(Est. 1918, previously TIAA-CREF) “TIAA is a unique financial partner. With an award-winning track record for consistent investment performance, TIAA is the leading provider of financial services in the academic, research, medical, cultural and government fields. TIAA has $854 billion in assets under management (as of 12/31/2015) and offers a wide range of financial solutions, including investing, banking, advice and guidance, and retirement services.”
"[A] highly integrated, multi-agency collaboration" consisting of The Martin Agency, Frog, Weber Shandwick, and Firstborn.
Along with the launch of a completely redesigned website (TIAA.org) and new logo, the shortened name is the culmination of a multi-year journey that places simplicity, clarity and engagement at the center of the customer experience. A national marketing campaign will highlight the ways in which TIAA continues to innovate and deliver unmatched and personalized financial services to its customers across all life stages. […] The new name takes the organization full circle from 1918, when TIAA was founded through the vision of Andrew Carnegie to make a difference in the lives of teachers. The name leverages TIAA’s esteemed heritage as a mission-driven organization while becoming easier to say, type and remember.

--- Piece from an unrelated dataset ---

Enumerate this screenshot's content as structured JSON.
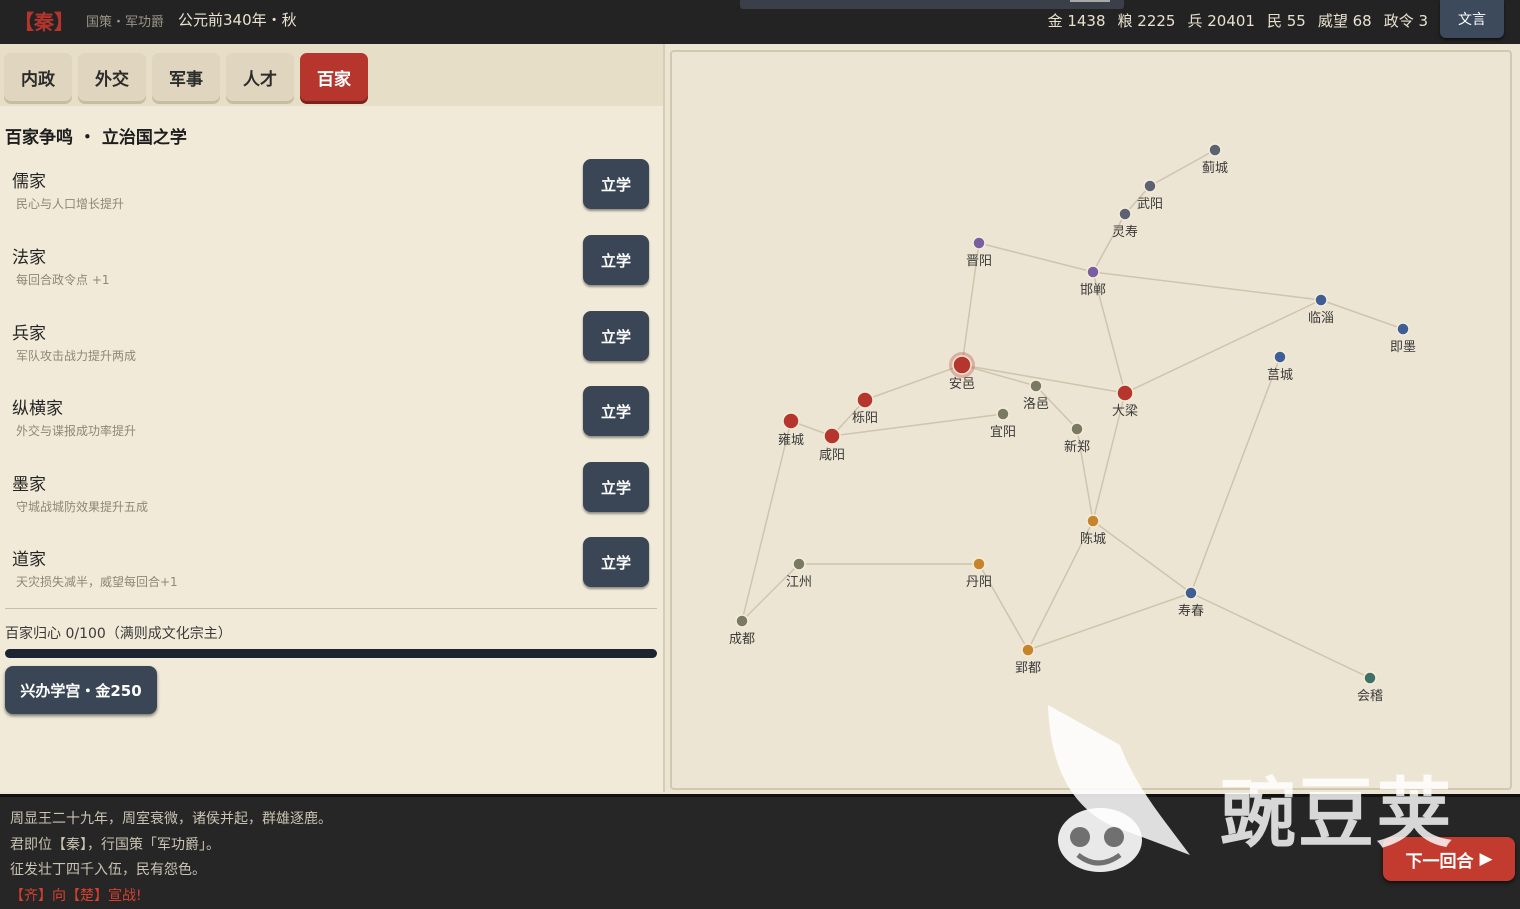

The old logo wasn't great — the holding shape was far too big and overpowering — but it had presence and resolved a difficult combination of names and letters in a stoic way. It had a sort of Brutalist Light aesthetic going that was somewhat favorable to its retiring teacher audience. The new logo, as is now the norm, attempts to soften the brand and make it more consumer friendly. The previous type was solid and changing to whatever the new one may be doesn't really make it better and the "A"s are too wide, leaving gaping holes at the end of the logo. The icon is a rounded-cornered version of the old hollow cube-like shape and now features a bland gradient that for some reason has one light source on the outside and another on the inside — shouldn't the inside corner also have a hard corner where the shadow shifts? Not that it matters because it wouldn't make the logo any better. Of all the highly integrated, multi-agencies listed I don't see a traditional graphic design or identity firm but plenty of advertising and digital-leaning agencies so, I guess, no surprise on the lackluster end result. Even the ads, which I assume would allow their talents to shine, are… sad. Bad copywriting, terrible illustrations, and no clear idea or message in sight.
Thanks to Jay-Michael Sutton for the tip.